Charlotte arrived home just after four am, and Jamie was asleep. The house still stank of beer, so he’d had friends over. The furnace had clicked over into overnight temperatures, so the house was cold– that especially bitter, early morning cold.

She went into the kitchen and washed her hands at the sink. She used Palmolive dish detergent as soap, and scrubbed up as thoroughly as the surgeons she occasionally worked with. Her hands, she noticed were looking pink and raw but she was too tired for a shower, and needed to wash away the death and decay.

Jamie had cocooned himself in the sheets and blankets at one side of the bed. She had to wake him, or sleep in the cold.

When she awoke the next day, she had a meal that was neither breakfast nor lunch, an egg sandwich and a glass of cranberry juice, followed by a can of beer. Jamie had gone off to work, and she was due at the hospital in less than an hour.

She combed her hair, thinking it was too long. Who was she kidding? Her hair was pale blonde and thick and there was no grey showing, but she was no longer the bright young beauty that had attracted Jamie and so many others. She rubbed baby lotion on her arms and chest. She put concealer under her eyes. She thought of Cassie, who was the wife of one of Jamie’s friends. Charlotte would agree to the Super Bowl party Jamie kept talking about, so Cassie could visit too and they could chat and Charlotte would inevitably laugh, because Cassie always put things into perspective. Cassie seemed to enjoy making Charlotte laugh. The world was a crazy dark place, that was Cassie’s philosophy. Might as well face it and deal with the paralysis of life with energy and a sharp tongue.

Charlotte understood that. She felt paralyzed but lacked the energy or power to feel that she was more alive than the patients she treated, and not one of the walking dead. She wanted handsome Jamie back. She wanted the feel of a hero’s arms about her, warm and soothing. She wanted a flat stomach and trim waist, and clothes that fit. She wanted to be admired and yes, even pampered. Instead she was surrounded daily by the dying, and had to fight off thoughts that the happiness of those she served might be better fulfilled by a deep, permanent, peaceful sleep.

Jamie had a gig that evening, and Charlotte would miss it. While she she nursed a vague nostalgia for the once inseparable performer and muse, she didn’t mind, and neither did Jamie.
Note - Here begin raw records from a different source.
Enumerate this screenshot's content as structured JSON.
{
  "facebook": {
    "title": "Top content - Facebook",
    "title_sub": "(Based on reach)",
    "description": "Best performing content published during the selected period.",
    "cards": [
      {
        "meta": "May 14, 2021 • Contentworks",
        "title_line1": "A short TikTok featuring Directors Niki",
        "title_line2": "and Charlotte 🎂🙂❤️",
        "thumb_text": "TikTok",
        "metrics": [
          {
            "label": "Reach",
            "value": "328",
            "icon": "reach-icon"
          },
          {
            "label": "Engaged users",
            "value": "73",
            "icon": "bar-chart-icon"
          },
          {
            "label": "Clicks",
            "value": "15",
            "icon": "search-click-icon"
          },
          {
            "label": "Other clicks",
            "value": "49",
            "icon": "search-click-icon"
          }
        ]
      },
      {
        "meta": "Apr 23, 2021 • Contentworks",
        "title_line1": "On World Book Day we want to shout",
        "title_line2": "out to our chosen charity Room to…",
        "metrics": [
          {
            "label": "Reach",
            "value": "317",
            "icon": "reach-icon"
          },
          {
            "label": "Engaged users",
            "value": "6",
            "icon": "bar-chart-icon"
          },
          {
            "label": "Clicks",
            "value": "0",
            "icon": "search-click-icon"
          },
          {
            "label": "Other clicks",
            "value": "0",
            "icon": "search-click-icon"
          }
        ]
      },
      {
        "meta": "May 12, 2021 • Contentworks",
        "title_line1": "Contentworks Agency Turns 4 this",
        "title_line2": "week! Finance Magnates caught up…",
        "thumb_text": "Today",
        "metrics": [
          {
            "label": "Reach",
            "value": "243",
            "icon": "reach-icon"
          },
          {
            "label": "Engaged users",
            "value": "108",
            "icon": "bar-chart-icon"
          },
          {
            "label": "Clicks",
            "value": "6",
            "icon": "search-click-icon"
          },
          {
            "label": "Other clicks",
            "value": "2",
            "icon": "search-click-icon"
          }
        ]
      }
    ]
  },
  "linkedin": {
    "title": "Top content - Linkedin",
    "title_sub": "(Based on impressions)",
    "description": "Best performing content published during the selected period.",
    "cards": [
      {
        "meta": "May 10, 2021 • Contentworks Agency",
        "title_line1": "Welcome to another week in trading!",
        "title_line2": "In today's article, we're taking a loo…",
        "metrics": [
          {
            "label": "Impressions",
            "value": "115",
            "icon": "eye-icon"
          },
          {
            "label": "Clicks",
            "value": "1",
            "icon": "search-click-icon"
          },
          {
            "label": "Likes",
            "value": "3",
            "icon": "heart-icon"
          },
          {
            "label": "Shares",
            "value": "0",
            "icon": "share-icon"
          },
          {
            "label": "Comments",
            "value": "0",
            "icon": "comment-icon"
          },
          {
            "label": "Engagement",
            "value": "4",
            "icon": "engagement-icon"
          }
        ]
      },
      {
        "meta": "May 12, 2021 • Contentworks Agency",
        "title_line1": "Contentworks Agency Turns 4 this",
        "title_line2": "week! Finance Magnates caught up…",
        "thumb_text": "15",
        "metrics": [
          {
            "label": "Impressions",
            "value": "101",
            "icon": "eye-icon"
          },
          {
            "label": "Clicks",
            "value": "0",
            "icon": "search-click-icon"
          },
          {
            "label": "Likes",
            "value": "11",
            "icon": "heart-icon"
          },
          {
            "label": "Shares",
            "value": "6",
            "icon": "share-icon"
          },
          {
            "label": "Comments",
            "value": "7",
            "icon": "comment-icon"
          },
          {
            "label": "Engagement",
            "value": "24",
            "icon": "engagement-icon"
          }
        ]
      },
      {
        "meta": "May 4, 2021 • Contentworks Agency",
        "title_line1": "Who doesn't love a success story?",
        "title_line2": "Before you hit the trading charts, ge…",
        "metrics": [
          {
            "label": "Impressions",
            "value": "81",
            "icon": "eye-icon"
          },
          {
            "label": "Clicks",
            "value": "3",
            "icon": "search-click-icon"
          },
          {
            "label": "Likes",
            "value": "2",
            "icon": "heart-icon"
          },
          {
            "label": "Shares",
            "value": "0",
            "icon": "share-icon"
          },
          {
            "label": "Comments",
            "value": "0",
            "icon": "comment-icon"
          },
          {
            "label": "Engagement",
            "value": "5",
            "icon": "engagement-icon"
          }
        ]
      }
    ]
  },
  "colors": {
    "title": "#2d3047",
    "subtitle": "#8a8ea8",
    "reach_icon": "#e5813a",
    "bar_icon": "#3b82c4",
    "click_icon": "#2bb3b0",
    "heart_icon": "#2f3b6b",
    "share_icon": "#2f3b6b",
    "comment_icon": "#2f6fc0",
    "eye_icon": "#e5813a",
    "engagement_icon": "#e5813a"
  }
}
He was hardly the rock star she had worshipped as a girl. He was a DJ in a small town now. He didn’t write songs anymore, or sing them. She was no longer his inspiration. He played whatever music his clients wanted, even country and western. Being the wife of an indifferent DJ was not the same as being the wife of a rock star. To be honest, he was never a rock star either. Just a singer in a band that was no more.

He would be home from work by six, while Charlotte was at the hospital, then out again by seven, so she made him an egg sandwich too, wrapped it in cellophane and put it in the refrigerator. It was not a hot meal, but then Jamie was less of a cook than she was. It would have to do.

She had one more can of beer, and put another one in her bag.

She passed the hall mirror on her way out the door and looked into her own eyes. So, how she felt was obvious. They were as flat and matte as a painted doll’s eyes.

Cassie. She would wait to see Cassie before she made any decisions. Cassie could make her laugh. When she truly laughed, her eyes twinkled and shone. Many people had told her that, once.